printf("%s\n",name);
printf("%c\n",name);
printf("%c\n",*name);
}

#include<stdio.h>
void main()
{
char* str = "learnown";
printf("%c\n", *str++ + 3);
printf("%s\n", ++str+2);
}

#include<stdio.h>
void main()
{
char* str = "learnown";
printf("%c\n" , *(str++ + 2)+3);
printf("%c\n" , *++str+2);
printf("%s\n" , --str-1);
}

#include<stdio.h>
void main()
{
char sport[]= "cricket";
int x=1 , y;
y=x++ + ++x;
printf(“%c”,sport[++y]);
}

A function can return a sting using char* :


#include<stdio.h>
char* read(void);
void main()
{
char* name;
name = read();
printf("name is : %s\n",name);
}
char* read(void)
{
char* name;
printf("Enter one name : ");
gets(name);
return name;
}

Two dimensional array of characters: We can easily process the 2 dimension array of characters often
called array of strings using pointers.
#include<stdio.h>
void main()
{
char* names[ ] = {"one", "two", "three", "four"};
int i;
for(i=0 ; i<4 ; i++)
{
printf("%s\n",names[i]);
printf("%c\n",*names[i]);
}
}

pointer to pointer :
A pointer to pointer type varible holds address of another pointer variable.

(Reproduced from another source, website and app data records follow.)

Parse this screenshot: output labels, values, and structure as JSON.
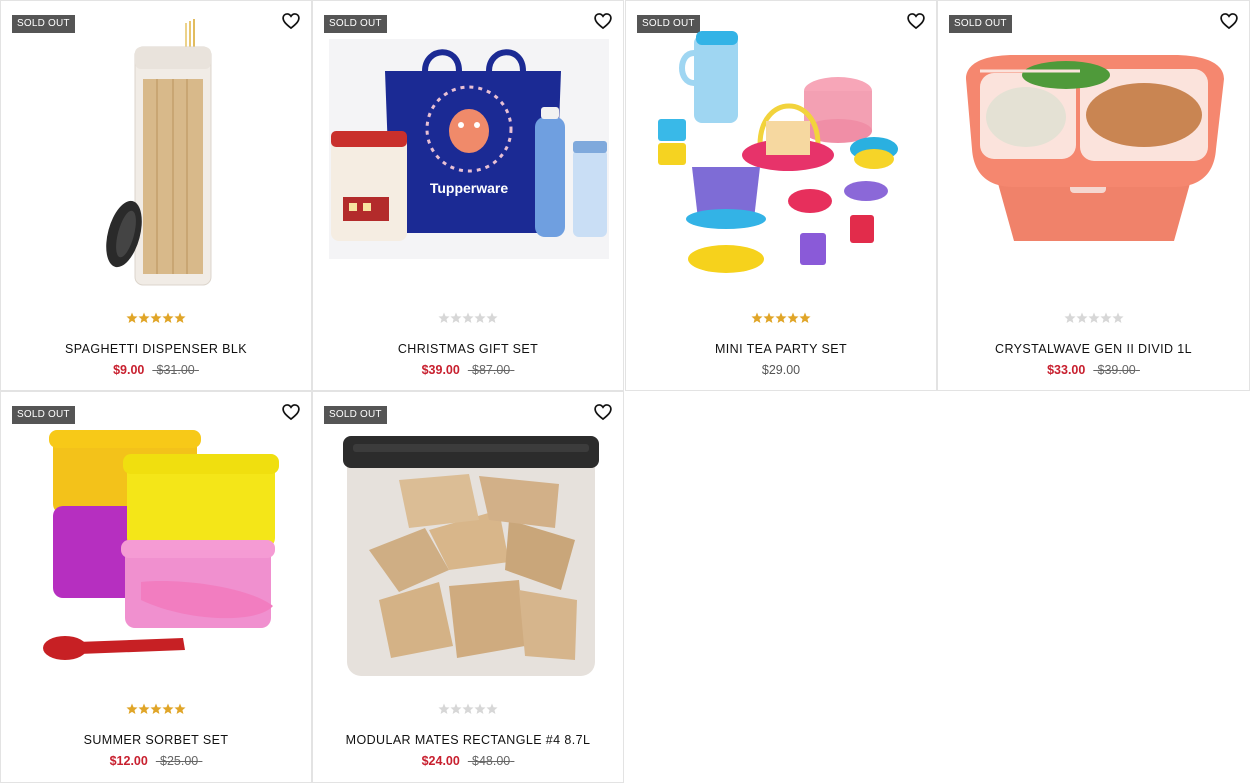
{
  "badge_label": "SOLD OUT",
  "colors": {
    "sale": "#c8202f",
    "star_filled": "#e0a528",
    "star_empty": "#d7d7d7",
    "badge_bg": "#555555"
  },
  "products": [
    {
      "name": "SPAGHETTI DISPENSER BLK",
      "sale_price": "$9.00",
      "original_price": "$31.00",
      "rating": 5,
      "sold_out": true
    },
    {
      "name": "CHRISTMAS GIFT SET",
      "sale_price": "$39.00",
      "original_price": "$87.00",
      "rating": 0,
      "sold_out": true
    },
    {
      "name": "MINI TEA PARTY SET",
      "price": "$29.00",
      "rating": 5,
      "sold_out": true
    },
    {
      "name": "CRYSTALWAVE GEN II DIVID 1L",
      "sale_price": "$33.00",
      "original_price": "$39.00",
      "rating": 0,
      "sold_out": true
    },
    {
      "name": "SUMMER SORBET SET",
      "sale_price": "$12.00",
      "original_price": "$25.00",
      "rating": 5,
      "sold_out": true
    },
    {
      "name": "MODULAR MATES RECTANGLE #4 8.7L",
      "sale_price": "$24.00",
      "original_price": "$48.00",
      "rating": 0,
      "sold_out": true
    }
  ],
  "brand_text": "Tupperware",
  "icons": {
    "wishlist": "heart-outline-icon",
    "star": "star-icon"
  }
}
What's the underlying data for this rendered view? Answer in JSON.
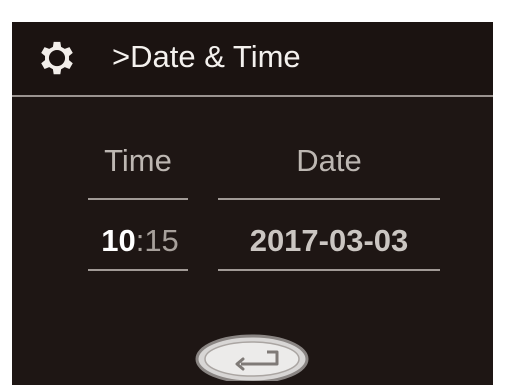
{
  "header": {
    "title": ">Date & Time",
    "icon": "gear-icon"
  },
  "columns": {
    "time_label": "Time",
    "date_label": "Date"
  },
  "values": {
    "time_hour": "10",
    "time_separator": ":",
    "time_minute": "15",
    "date": "2017-03-03"
  },
  "footer": {
    "back_icon": "return-arrow-icon"
  },
  "colors": {
    "screen_background": "#1e1614",
    "header_background": "#1b1311",
    "text_primary": "#f4f1ee",
    "text_secondary": "#bdb7b2",
    "divider": "#9a9390"
  }
}
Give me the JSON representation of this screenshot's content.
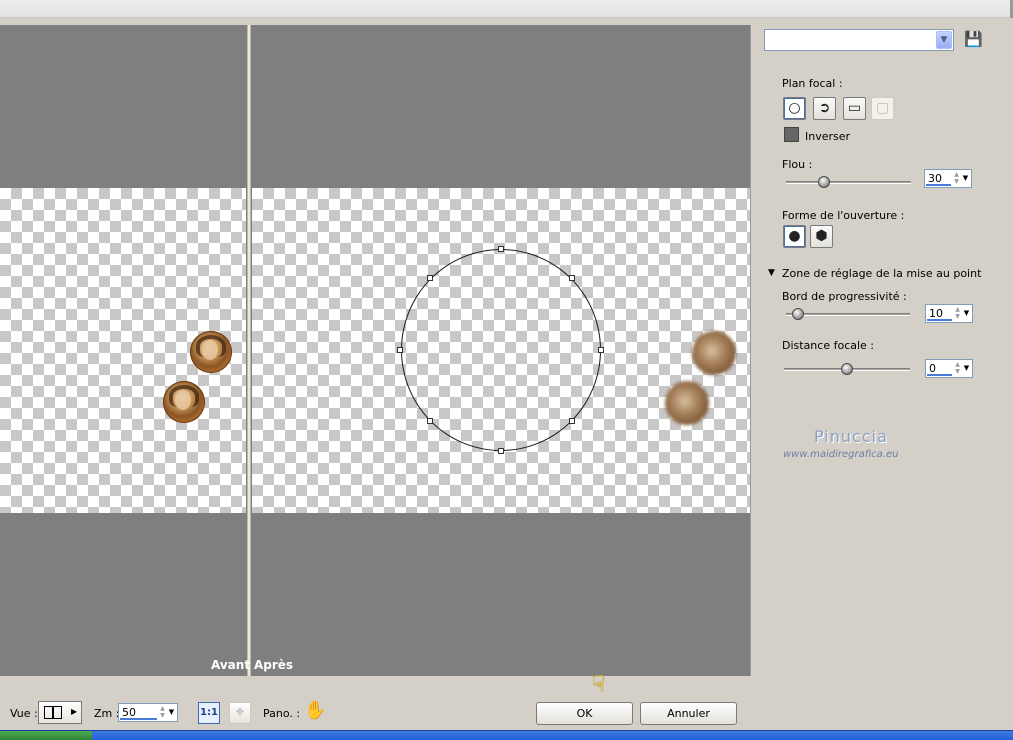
{
  "window": {
    "title": ""
  },
  "preview": {
    "before_label": "Avant",
    "after_label": "Après"
  },
  "panel": {
    "preset": {
      "value": ""
    },
    "focal_plane": {
      "label": "Plan focal :",
      "tools": [
        "ellipse-icon",
        "lasso-icon",
        "rectangle-icon",
        "rect-soft-icon"
      ],
      "invert_label": "Inverser"
    },
    "blur": {
      "label": "Flou :",
      "value": "30",
      "fraction": 0.3
    },
    "aperture": {
      "label": "Forme de l'ouverture :",
      "shapes": [
        "circle-icon",
        "hexagon-icon"
      ]
    },
    "focus_section": {
      "label": "Zone de réglage de la mise au point"
    },
    "feather": {
      "label": "Bord de progressivité :",
      "value": "10",
      "fraction": 0.1
    },
    "focal_distance": {
      "label": "Distance focale :",
      "value": "0",
      "fraction": 0.5
    },
    "watermark": {
      "name": "Pinuccia",
      "site": "www.maidiregrafica.eu"
    }
  },
  "bottom": {
    "view_label": "Vue :",
    "zoom_label": "Zm :",
    "zoom_value": "50",
    "one_to_one": "1:1",
    "pan_label": "Pano. :",
    "ok_label": "OK",
    "cancel_label": "Annuler"
  },
  "colors": {
    "preview_bg": "#7f7f7f",
    "panel_bg": "#d4d0c8",
    "taskbar": "#245edb"
  }
}
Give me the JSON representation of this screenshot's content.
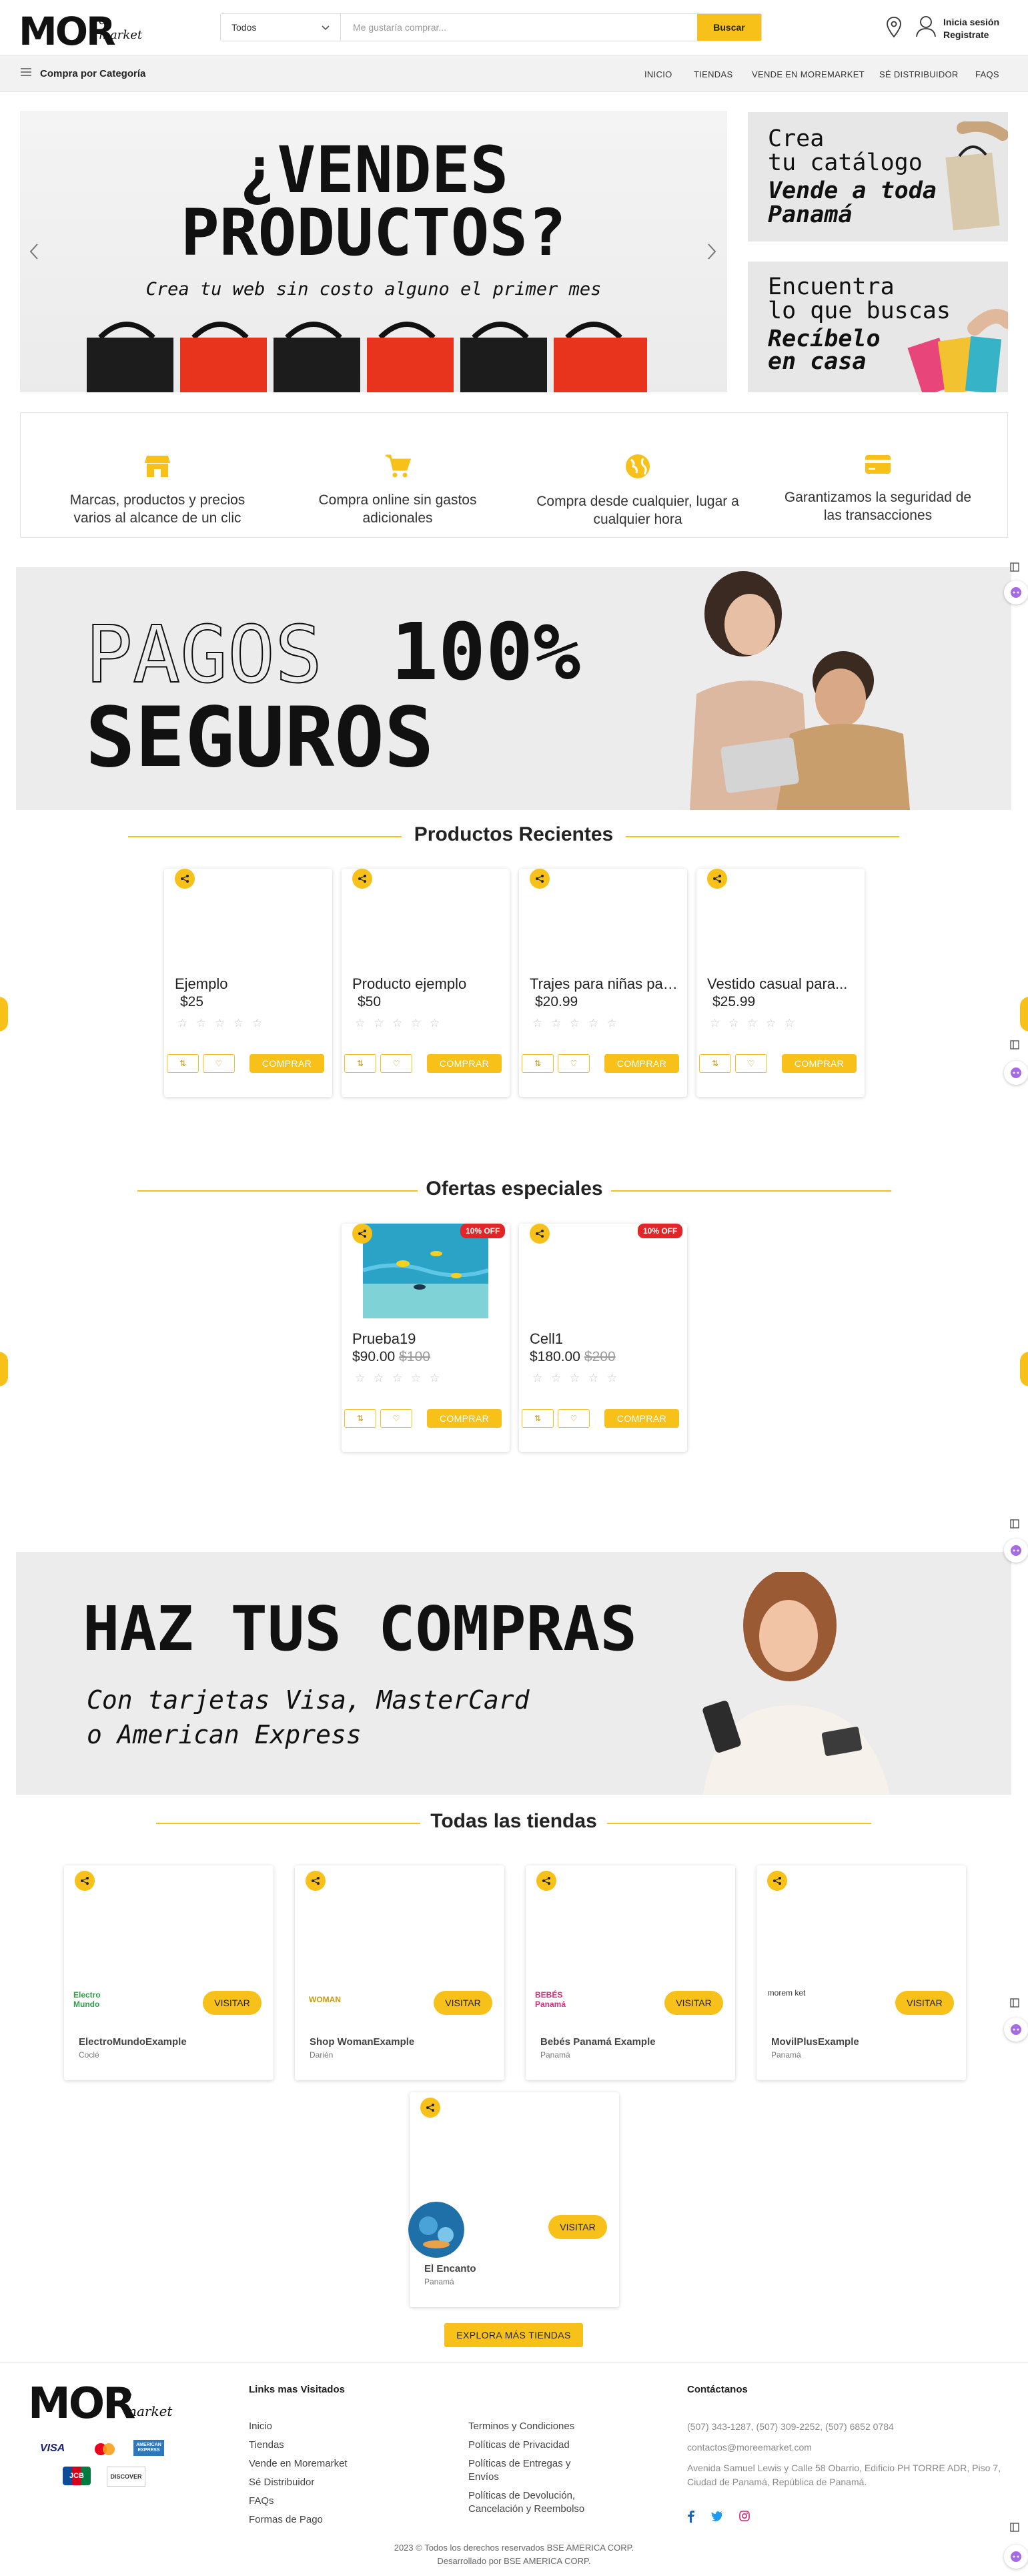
{
  "header": {
    "logo_main": "MOR",
    "logo_sub_top": "e",
    "logo_sub_bottom": "market",
    "category_select": "Todos",
    "search_placeholder": "Me gustaría comprar...",
    "search_button": "Buscar",
    "login_line1": "Inicia sesión",
    "login_line2": "Registrate"
  },
  "nav": {
    "category_button": "Compra por Categoría",
    "links": [
      "INICIO",
      "TIENDAS",
      "VENDE EN MOREMARKET",
      "SÉ DISTRIBUIDOR",
      "FAQS"
    ]
  },
  "hero": {
    "title_line1": "¿VENDES",
    "title_line2": "PRODUCTOS?",
    "subtitle": "Crea tu web sin costo alguno el primer mes",
    "side1_line1": "Crea",
    "side1_line2": "tu catálogo",
    "side1_line3": "Vende a toda",
    "side1_line4": "Panamá",
    "side2_line1": "Encuentra",
    "side2_line2": "lo que buscas",
    "side2_line3": "Recíbelo",
    "side2_line4": "en casa"
  },
  "features": [
    {
      "icon": "store-icon",
      "text": "Marcas, productos y precios varios al alcance de un clic"
    },
    {
      "icon": "cart-icon",
      "text": "Compra online sin gastos adicionales"
    },
    {
      "icon": "globe-icon",
      "text": "Compra desde cualquier, lugar a cualquier hora"
    },
    {
      "icon": "card-icon",
      "text": "Garantizamos la seguridad de las transacciones"
    }
  ],
  "banner_pagos": {
    "word1": "PAGOS",
    "word2": "100%",
    "word3": "SEGUROS"
  },
  "recent": {
    "title": "Productos Recientes",
    "items": [
      {
        "name": "Ejemplo",
        "price": "$25"
      },
      {
        "name": "Producto ejemplo",
        "price": "$50"
      },
      {
        "name": "Trajes para niñas para...",
        "price": "$20.99"
      },
      {
        "name": "Vestido casual para...",
        "price": "$25.99"
      }
    ]
  },
  "offers": {
    "title": "Ofertas especiales",
    "items": [
      {
        "name": "Prueba19",
        "price": "$90.00",
        "old_price": "$100",
        "badge": "10% OFF"
      },
      {
        "name": "Cell1",
        "price": "$180.00",
        "old_price": "$200",
        "badge": "10% OFF"
      }
    ]
  },
  "card_labels": {
    "buy": "COMPRAR",
    "stars": "☆ ☆ ☆ ☆ ☆"
  },
  "banner_compras": {
    "title": "HAZ TUS COMPRAS",
    "line1": "Con tarjetas Visa, MasterCard",
    "line2": "o American Express"
  },
  "stores": {
    "title": "Todas las tiendas",
    "visit_label": "VISITAR",
    "items": [
      {
        "name": "ElectroMundoExample",
        "province": "Coclé",
        "logo": "Electro Mundo"
      },
      {
        "name": "Shop WomanExample",
        "province": "Darién",
        "logo": "WOMAN"
      },
      {
        "name": "Bebés Panamá Example",
        "province": "Panamá",
        "logo": "BEBÉS Panamá"
      },
      {
        "name": "MovilPlusExample",
        "province": "Panamá",
        "logo": "morem ket"
      },
      {
        "name": "El Encanto",
        "province": "Panamá",
        "logo": ""
      }
    ],
    "explore_button": "EXPLORA MÁS TIENDAS"
  },
  "footer": {
    "links_title": "Links mas Visitados",
    "links_col1": [
      "Inicio",
      "Tiendas",
      "Vende en Moremarket",
      "Sé Distribuidor",
      "FAQs",
      "Formas de Pago"
    ],
    "links_col2": [
      "Terminos y Condiciones",
      "Políticas de Privacidad",
      "Políticas de Entregas y Envíos",
      "Políticas de Devolución, Cancelación y Reembolso"
    ],
    "contact_title": "Contáctanos",
    "phones": "(507) 343-1287, (507) 309-2252, (507) 6852 0784",
    "email": "contactos@moreemarket.com",
    "address": "Avenida Samuel Lewis y Calle 58 Obarrio, Edificio PH TORRE ADR, Piso 7, Ciudad de Panamá, República de Panamá.",
    "copyright": "2023 © Todos los derechos reservados BSE AMERICA CORP.",
    "developed": "Desarrollado por BSE AMERICA CORP.",
    "cards": [
      "VISA",
      "mastercard",
      "AMERICAN EXPRESS",
      "JCB",
      "DISCOVER"
    ]
  },
  "colors": {
    "accent": "#f7c11a",
    "badge": "#e02626"
  }
}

It is also called double pointer.

Using these type of pointers, we can define complex pointers programming.

#include<stdio.h>
void main()
{
int i = 100;
int* ip;
int** ipp;
ip = &i;
ipp = &ip;
printf("%d,%d,%d",i,*ip,**ipp);
}

#include<stdio.h>
void main()
{
char *s[ ] = {"black", "white", "pink", "violet"};
char **ptr[ ] = {s+3, s+2, s+1, s};
char ***p;
p = ptr;
++p;
printf("%s\n", (*(*p+1)+1)+2);
}
#include<stdio.h>
void main()
{
char *s[ ]={"black", "white", "pink", "violet"};
char **ptr[ ] = {s+1, s, s+3, s+2};
char ***p;
p = ptr;
p+1;
printf("%c\n", *(*(*++p+1))+3);
}

Declaring or Reading complex pointers :


While declaring the pointers, we need to follow the priority of operators.

priority operator Associativity

1 (),[] left->right
2 *, identifier right->left
3 data_type ....

1) int (* ptr) (int,int)


4 2 1 3

ptr is a pointer pointing to a function, which is taking two integer arguments and returns integer
data.

2) char (* ptr) [3]


4 2 1 3

"ptr" is a pointer pointing to an array of size 3 which holds character data.

3) int ( * ( * ptr ) [ 5 ] ) ( )
6 4 21 3 5

"ptr" is a pointer pointing to an array of size 5 which is holding pointers to functions which are
taking no arguments and returns integer data.